Eternal Sunshine of the Spotless Mind
The Truman Show
And I agree with Adrianmendizabal’s suggestions. You should watch those Lav Diaz’ films.
yes definitely robert bresson, or terrence malick for more ‘texty’, and since you from turkey, im gonna take a very wild guess here that you know Rumi, and if you like his magical poetry then you might like terrence malick too.
oh yes, Antonioni’s The Passenger for sure.
The Seventh Seal
Through A Glass Darkly
The Double Life of Veronique
The Tree of Life
You mean Mevlana Celalleddin Rumi right? :) well of course. I wouldn’t think making connections between him and Malick. But when I think of it,yes, you’re right. (Actually even this is an example of his philosophy.Similarity between people who are far from themselves physically.) Especially “The Thin Red Line” for me. (just because I haven’t seen “Tree of Life” yet.)
Surprised no one here has mentioned Andrei Tarkovsky. To me, he’s the first person I think of when the term ‘existentialism’ comes up in film. There’s just about anything Charlie Kaufman does, also Christopher Nolan – if you’re looking to explore those themes in a more mainstream manner (Memento, Inception, even the Batman trilogy, as it’s all about defining who Bruce Wayne/Batman is). There’s the aforementioned Bergman and also a lot of Coen Brother films as well.
A truly existentialist film that I can highly recommend is Melville’s Army of Shadows
Tarkovsky was hardly an existentialist. And Nolan? as it’s all about defining who Bruce Wayne/Batman is There’s a lot more to it than that. He definitely isn’t either.
A film to stay away from would be the 1960s version of The Stranger by Camus.
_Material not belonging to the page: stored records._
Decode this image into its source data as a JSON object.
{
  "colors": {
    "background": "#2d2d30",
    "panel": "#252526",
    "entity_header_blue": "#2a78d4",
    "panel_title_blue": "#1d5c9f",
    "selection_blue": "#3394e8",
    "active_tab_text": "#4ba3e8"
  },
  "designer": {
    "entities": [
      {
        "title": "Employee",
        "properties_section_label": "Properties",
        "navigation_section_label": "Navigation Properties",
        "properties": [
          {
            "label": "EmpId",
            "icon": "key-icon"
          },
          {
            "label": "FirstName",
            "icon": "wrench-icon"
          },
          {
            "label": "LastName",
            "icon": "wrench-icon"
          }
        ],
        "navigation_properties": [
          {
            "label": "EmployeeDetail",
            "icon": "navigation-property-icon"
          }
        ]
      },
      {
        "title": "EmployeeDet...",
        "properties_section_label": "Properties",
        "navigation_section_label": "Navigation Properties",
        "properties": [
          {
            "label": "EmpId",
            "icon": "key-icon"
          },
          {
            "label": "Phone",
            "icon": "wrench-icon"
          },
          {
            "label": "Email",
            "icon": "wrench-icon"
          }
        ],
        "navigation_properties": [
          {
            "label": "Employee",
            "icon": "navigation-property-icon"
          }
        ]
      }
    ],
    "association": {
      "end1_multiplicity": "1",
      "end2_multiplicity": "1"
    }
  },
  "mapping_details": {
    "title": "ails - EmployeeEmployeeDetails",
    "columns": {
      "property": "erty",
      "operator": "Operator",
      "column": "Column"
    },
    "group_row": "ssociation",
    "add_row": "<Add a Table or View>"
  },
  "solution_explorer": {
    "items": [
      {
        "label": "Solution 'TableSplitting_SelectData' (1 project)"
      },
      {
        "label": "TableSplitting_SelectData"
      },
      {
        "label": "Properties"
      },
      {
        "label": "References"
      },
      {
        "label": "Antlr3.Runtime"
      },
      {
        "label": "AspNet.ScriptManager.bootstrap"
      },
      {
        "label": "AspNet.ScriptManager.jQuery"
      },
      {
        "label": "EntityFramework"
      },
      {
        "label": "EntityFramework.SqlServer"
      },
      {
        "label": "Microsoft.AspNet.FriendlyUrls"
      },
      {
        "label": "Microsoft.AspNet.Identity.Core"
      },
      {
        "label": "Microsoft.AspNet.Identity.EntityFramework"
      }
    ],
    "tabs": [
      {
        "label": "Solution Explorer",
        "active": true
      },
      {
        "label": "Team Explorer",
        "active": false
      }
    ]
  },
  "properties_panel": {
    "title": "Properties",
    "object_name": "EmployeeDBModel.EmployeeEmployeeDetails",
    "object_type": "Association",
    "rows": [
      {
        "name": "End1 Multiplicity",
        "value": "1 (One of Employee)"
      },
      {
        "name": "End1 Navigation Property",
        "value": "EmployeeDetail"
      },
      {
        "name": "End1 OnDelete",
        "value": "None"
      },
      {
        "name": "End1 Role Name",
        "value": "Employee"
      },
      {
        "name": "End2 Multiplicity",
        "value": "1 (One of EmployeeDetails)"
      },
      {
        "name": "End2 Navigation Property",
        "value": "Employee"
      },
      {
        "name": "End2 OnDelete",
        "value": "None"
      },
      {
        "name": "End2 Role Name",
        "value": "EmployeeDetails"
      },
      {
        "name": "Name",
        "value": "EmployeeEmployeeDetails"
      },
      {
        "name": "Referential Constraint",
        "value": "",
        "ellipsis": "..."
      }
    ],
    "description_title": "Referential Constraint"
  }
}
Must be one of the worst “art” films ever made.
The Outside Man
Bring Me the Head of Alfredo Garcia
The Killing of a Chinese Bookie
Year of the Dragon
The Hired Hand
The Hunting Party
Electra Glide in Blue
The American Friend
Out of the Blue
Carl Th. Dreyer
Lars von Trier
…just to name a few to recommend on Exisitential Films
Existentialist Philosophy 101: The Parallel Street (Ferdinand Khittl, 1962)
Otherwise, existentialism makes me think of aimless drifters stuck in claustrophobic cities which somehow emphasize the apathetic distance between oneself and society…Seagulls Die in the Harbour (Kuypers/Michiels/Verhavert, 1955)Identification Marks: None (Jerzy Skolimowski, 1964)São Paulo S/A (Luís Sérgio Person, 1965)The Margin (Ozualdo Candeias, 1967)Little Valentino (András Jeles, 1979)The Liar (Mika Kaurismäki, 1981)Happy Days (Aleksey Balabanov, 1991)Naked (Mike Leigh, 1993)
This thread is relevant to my interests.
Five Easy Pieces (the godfather of modern existentialism)Lost in Translation (well all of Sofia’ films really)The AmericanOld JoySilent SoulsPather PanchaliGeorge WashingtonWeekendDrive (how has this not been mentioned?)MoonPoetryWaking LifeMagnoliaYou, the LivingHenry Poole is HereThe Edge of Heaven
G-LEGS, I’m sorry but how is Tarkovsky hardly an existentialist? Stalker bleeds existentialism in almost every frame.
Orson Welles’ “The Trial”